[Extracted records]
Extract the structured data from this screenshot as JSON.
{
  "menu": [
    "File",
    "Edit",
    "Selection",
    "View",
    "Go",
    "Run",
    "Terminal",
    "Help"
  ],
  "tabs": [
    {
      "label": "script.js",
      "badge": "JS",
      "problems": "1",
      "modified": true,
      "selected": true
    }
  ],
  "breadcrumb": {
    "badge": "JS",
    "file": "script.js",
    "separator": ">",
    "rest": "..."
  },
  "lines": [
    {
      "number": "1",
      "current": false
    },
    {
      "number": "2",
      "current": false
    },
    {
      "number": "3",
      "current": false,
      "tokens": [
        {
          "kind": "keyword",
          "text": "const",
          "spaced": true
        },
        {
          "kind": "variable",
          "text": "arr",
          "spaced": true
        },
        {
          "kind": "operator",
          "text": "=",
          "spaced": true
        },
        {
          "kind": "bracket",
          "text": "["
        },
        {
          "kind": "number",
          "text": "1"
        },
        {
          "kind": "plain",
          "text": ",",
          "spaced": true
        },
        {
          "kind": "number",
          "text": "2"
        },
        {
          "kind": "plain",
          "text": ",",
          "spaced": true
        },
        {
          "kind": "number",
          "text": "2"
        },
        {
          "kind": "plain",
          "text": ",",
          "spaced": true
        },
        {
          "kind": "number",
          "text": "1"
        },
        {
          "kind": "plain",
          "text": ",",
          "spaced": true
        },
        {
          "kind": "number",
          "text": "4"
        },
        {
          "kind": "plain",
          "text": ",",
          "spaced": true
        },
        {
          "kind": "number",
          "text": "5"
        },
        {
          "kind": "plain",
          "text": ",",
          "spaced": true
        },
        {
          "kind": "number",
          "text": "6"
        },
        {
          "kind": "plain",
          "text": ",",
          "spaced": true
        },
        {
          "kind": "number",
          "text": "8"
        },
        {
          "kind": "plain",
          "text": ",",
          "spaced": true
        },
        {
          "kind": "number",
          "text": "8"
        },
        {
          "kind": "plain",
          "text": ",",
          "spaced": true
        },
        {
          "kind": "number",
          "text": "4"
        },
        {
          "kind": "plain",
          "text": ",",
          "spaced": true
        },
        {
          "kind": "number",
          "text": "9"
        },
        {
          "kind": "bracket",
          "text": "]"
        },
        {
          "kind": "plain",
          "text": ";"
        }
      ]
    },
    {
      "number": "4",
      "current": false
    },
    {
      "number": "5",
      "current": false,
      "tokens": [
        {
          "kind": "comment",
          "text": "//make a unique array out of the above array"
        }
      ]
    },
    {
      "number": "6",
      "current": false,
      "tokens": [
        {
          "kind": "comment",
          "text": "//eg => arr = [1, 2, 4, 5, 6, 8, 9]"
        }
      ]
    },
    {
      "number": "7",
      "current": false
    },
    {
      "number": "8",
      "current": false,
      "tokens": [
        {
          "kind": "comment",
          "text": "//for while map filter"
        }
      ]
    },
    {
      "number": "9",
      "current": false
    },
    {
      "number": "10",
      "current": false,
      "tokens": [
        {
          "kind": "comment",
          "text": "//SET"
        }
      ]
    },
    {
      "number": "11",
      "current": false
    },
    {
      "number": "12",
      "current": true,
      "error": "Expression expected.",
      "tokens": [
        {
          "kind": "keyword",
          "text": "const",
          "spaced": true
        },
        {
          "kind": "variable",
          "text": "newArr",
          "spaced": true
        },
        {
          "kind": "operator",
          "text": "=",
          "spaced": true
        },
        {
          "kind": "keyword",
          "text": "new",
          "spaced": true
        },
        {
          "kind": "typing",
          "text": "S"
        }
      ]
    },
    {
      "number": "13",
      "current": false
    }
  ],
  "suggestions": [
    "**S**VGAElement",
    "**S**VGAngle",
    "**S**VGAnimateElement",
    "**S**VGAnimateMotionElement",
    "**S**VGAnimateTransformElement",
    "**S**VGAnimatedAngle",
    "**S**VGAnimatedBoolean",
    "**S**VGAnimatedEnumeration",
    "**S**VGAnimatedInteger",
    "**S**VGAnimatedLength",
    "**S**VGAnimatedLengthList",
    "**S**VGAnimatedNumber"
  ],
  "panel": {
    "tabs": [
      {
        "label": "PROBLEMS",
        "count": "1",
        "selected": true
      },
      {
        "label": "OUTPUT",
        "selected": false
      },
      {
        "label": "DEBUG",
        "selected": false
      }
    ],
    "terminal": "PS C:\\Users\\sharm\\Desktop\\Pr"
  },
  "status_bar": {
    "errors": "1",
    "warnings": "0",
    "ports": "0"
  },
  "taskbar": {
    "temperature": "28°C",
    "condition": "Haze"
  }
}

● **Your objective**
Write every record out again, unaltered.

● **Result**
Extract the structured data from this screenshot as JSON.
{
  "menu": [
    "File",
    "Edit",
    "Selection",
    "View",
    "Go",
    "Run",
    "Terminal",
    "Help"
  ],
  "tabs": [
    {
      "label": "script.js",
      "badge": "JS",
      "problems": "1",
      "modified": true,
      "selected": true
    }
  ],
  "breadcrumb": {
    "badge": "JS",
    "file": "script.js",
    "separator": ">",
    "rest": "..."
  },
  "lines": [
    {
      "number": "1",
      "current": false
    },
    {
      "number": "2",
      "current": false
    },
    {
      "number": "3",
      "current": false,
      "tokens": [
        {
          "kind": "keyword",
          "text": "const",
          "spaced": true
        },
        {
          "kind": "variable",
          "text": "arr",
          "spaced": true
        },
        {
          "kind": "operator",
          "text": "=",
          "spaced": true
        },
        {
          "kind": "bracket",
          "text": "["
        },
        {
          "kind": "number",
          "text": "1"
        },
        {
          "kind": "plain",
          "text": ",",
          "spaced": true
        },
        {
          "kind": "number",
          "text": "2"
        },
        {
          "kind": "plain",
          "text": ",",
          "spaced": true
        },
        {
          "kind": "number",
          "text": "2"
        },
        {
          "kind": "plain",
          "text": ",",
          "spaced": true
        },
        {
          "kind": "number",
          "text": "1"
        },
        {
          "kind": "plain",
          "text": ",",
          "spaced": true
        },
        {
          "kind": "number",
          "text": "4"
        },
        {
          "kind": "plain",
          "text": ",",
          "spaced": true
        },
        {
          "kind": "number",
          "text": "5"
        },
        {
          "kind": "plain",
          "text": ",",
          "spaced": true
        },
        {
          "kind": "number",
          "text": "6"
        },
        {
          "kind": "plain",
          "text": ",",
          "spaced": true
        },
        {
          "kind": "number",
          "text": "8"
        },
        {
          "kind": "plain",
          "text": ",",
          "spaced": true
        },
        {
          "kind": "number",
          "text": "8"
        },
        {
          "kind": "plain",
          "text": ",",
          "spaced": true
        },
        {
          "kind": "number",
          "text": "4"
        },
        {
          "kind": "plain",
          "text": ",",
          "spaced": true
        },
        {
          "kind": "number",
          "text": "9"
        },
        {
          "kind": "bracket",
          "text": "]"
        },
        {
          "kind": "plain",
          "text": ";"
        }
      ]
    },
    {
      "number": "4",
      "current": false
    },
    {
      "number": "5",
      "current": false,
      "tokens": [
        {
          "kind": "comment",
          "text": "//make a unique array out of the above array"
        }
      ]
    },
    {
      "number": "6",
      "current": false,
      "tokens": [
        {
          "kind": "comment",
          "text": "//eg => arr = [1, 2, 4, 5, 6, 8, 9]"
        }
      ]
    },
    {
      "number": "7",
      "current": false
    },
    {
      "number": "8",
      "current": false,
      "tokens": [
        {
          "kind": "comment",
          "text": "//for while map filter"
        }
      ]
    },
    {
      "number": "9",
      "current": false
    },
    {
      "number": "10",
      "current": false,
      "tokens": [
        {
          "kind": "comment",
          "text": "//SET"
        }
      ]
    },
    {
      "number": "11",
      "current": false
    },
    {
      "number": "12",
      "current": true,
      "error": "Expression expected.",
      "tokens": [
        {
          "kind": "keyword",
          "text": "const",
          "spaced": true
        },
        {
          "kind": "variable",
          "text": "newArr",
          "spaced": true
        },
        {
          "kind": "operator",
          "text": "=",
          "spaced": true
        },
        {
          "kind": "keyword",
          "text": "new",
          "spaced": true
        },
        {
          "kind": "typing",
          "text": "S"
        }
      ]
    },
    {
      "number": "13",
      "current": false
    }
  ],
  "suggestions": [
    "**S**VGAElement",
    "**S**VGAngle",
    "**S**VGAnimateElement",
    "**S**VGAnimateMotionElement",
    "**S**VGAnimateTransformElement",
    "**S**VGAnimatedAngle",
    "**S**VGAnimatedBoolean",
    "**S**VGAnimatedEnumeration",
    "**S**VGAnimatedInteger",
    "**S**VGAnimatedLength",
    "**S**VGAnimatedLengthList",
    "**S**VGAnimatedNumber"
  ],
  "panel": {
    "tabs": [
      {
        "label": "PROBLEMS",
        "count": "1",
        "selected": true
      },
      {
        "label": "OUTPUT",
        "selected": false
      },
      {
        "label": "DEBUG",
        "selected": false
      }
    ],
    "terminal": "PS C:\\Users\\sharm\\Desktop\\Pr"
  },
  "status_bar": {
    "errors": "1",
    "warnings": "0",
    "ports": "0"
  },
  "taskbar": {
    "temperature": "28°C",
    "condition": "Haze"
  }
}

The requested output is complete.